- **Required action**:
Whenever the word "this" appears in a line of the data below, copy that line.

- **Records to process**:
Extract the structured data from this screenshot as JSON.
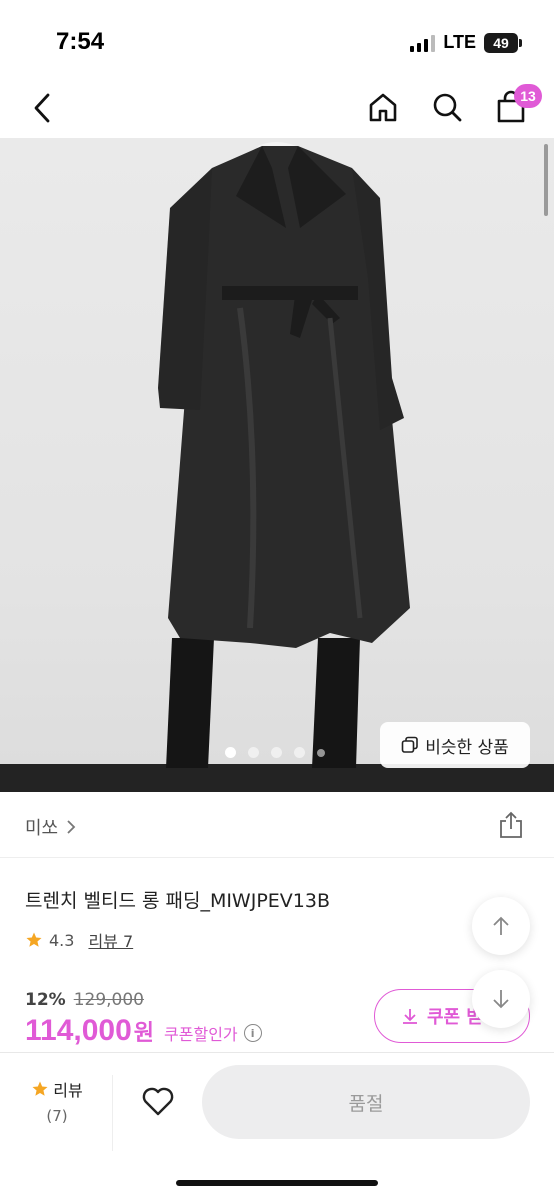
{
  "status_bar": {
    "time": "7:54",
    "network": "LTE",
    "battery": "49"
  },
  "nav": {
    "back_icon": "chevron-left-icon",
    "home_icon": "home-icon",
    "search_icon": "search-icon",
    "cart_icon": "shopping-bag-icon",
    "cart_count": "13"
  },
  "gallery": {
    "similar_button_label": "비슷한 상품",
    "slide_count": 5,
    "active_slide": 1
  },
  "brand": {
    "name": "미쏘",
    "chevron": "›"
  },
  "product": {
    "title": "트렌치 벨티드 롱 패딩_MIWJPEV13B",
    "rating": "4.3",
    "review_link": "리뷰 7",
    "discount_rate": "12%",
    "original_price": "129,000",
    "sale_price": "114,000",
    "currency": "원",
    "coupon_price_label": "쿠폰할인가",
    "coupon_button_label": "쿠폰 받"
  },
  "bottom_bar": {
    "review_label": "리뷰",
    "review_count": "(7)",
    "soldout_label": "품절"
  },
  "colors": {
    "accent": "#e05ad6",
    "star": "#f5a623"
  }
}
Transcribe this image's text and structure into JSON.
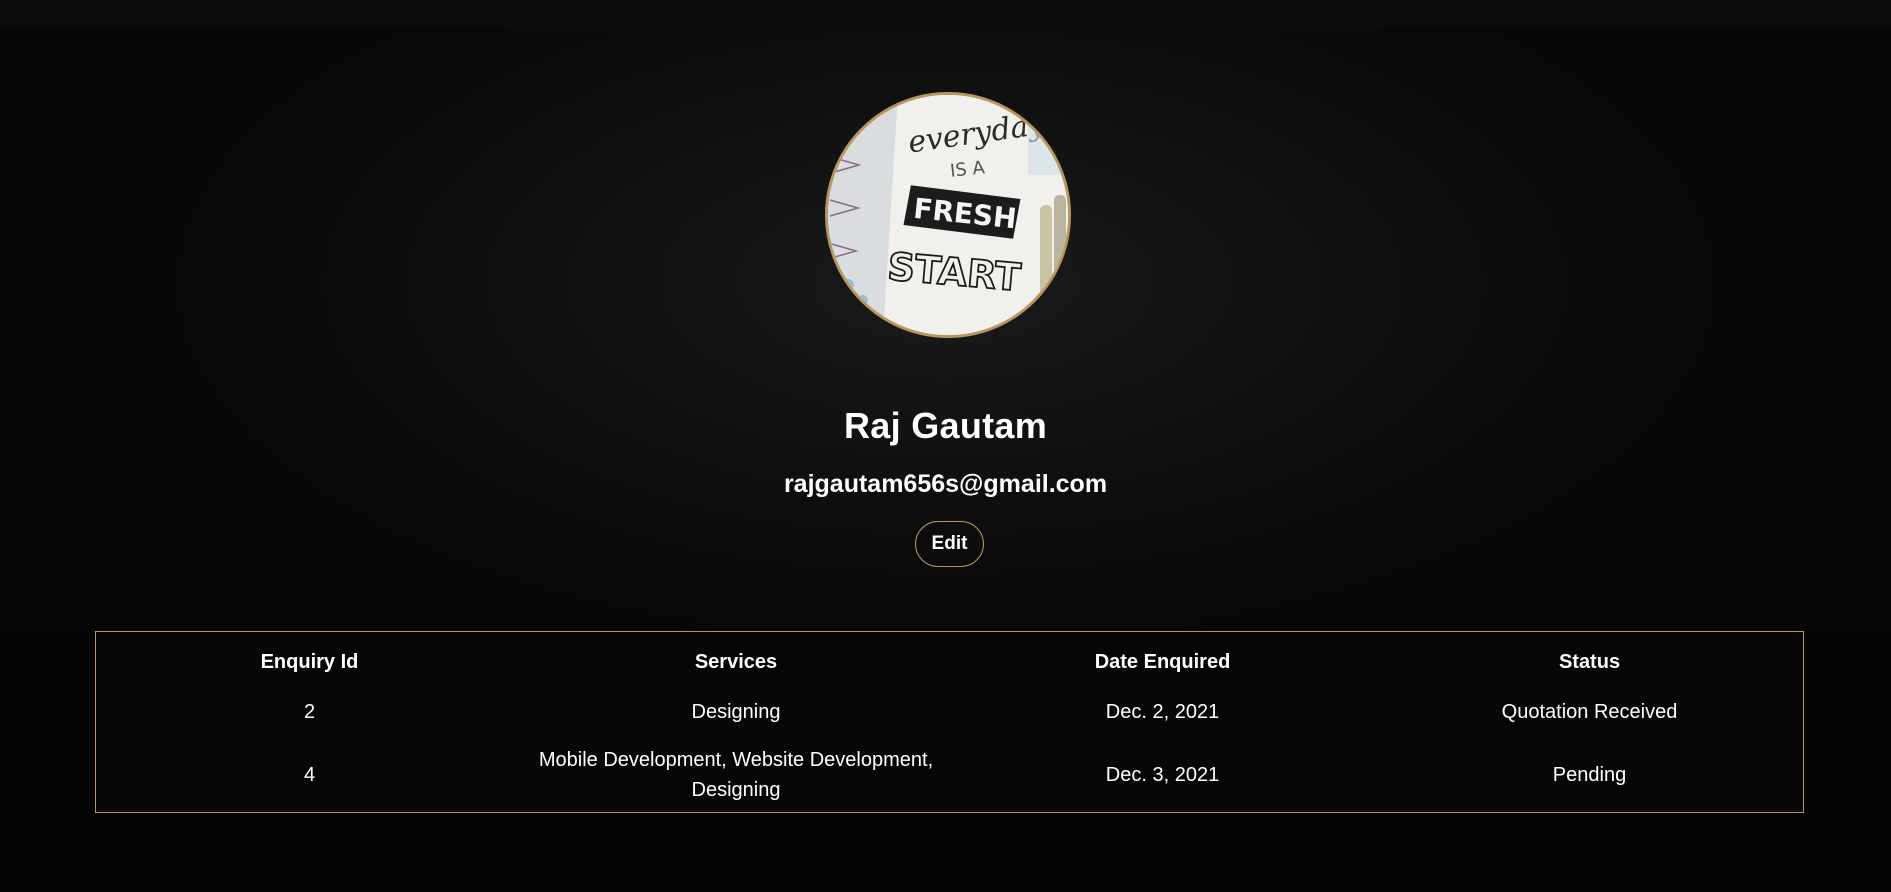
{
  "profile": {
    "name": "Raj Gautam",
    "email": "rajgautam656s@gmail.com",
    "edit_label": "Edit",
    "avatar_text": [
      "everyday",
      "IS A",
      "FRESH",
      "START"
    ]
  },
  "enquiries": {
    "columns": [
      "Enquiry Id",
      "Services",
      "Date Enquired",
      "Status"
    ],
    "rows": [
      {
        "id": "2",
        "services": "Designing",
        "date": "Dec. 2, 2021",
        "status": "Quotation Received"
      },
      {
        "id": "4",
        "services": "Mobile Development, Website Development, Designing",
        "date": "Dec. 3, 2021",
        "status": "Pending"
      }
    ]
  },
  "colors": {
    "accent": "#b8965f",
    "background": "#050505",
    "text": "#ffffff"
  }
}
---
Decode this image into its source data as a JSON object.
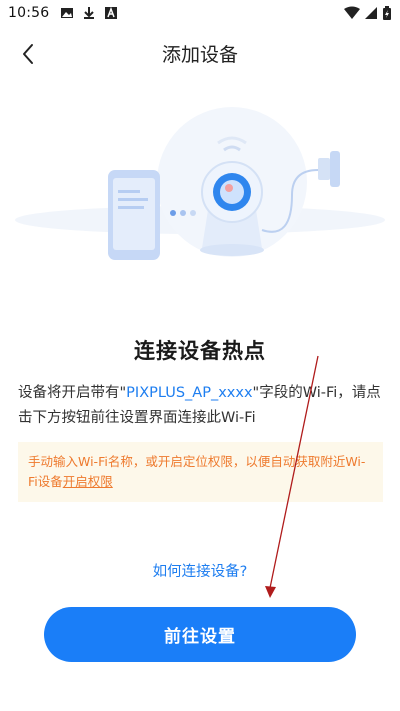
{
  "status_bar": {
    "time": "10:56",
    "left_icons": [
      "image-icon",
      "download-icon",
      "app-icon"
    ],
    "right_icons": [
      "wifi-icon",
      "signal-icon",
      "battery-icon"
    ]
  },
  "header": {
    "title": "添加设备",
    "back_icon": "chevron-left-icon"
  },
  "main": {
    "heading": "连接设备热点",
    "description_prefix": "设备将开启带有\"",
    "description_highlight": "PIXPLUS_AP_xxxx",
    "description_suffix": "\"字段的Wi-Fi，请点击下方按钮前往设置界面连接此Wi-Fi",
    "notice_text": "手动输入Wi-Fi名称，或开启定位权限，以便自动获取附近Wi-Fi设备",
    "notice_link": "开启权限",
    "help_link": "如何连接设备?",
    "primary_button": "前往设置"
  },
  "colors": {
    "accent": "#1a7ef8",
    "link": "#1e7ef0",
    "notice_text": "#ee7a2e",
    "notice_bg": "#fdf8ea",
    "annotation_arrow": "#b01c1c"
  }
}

- **Finished task**:
Extract the structured data from this screenshot as JSON.
Transcribe this image's text and structure into JSON.
Decode this image into its source data as a JSON object.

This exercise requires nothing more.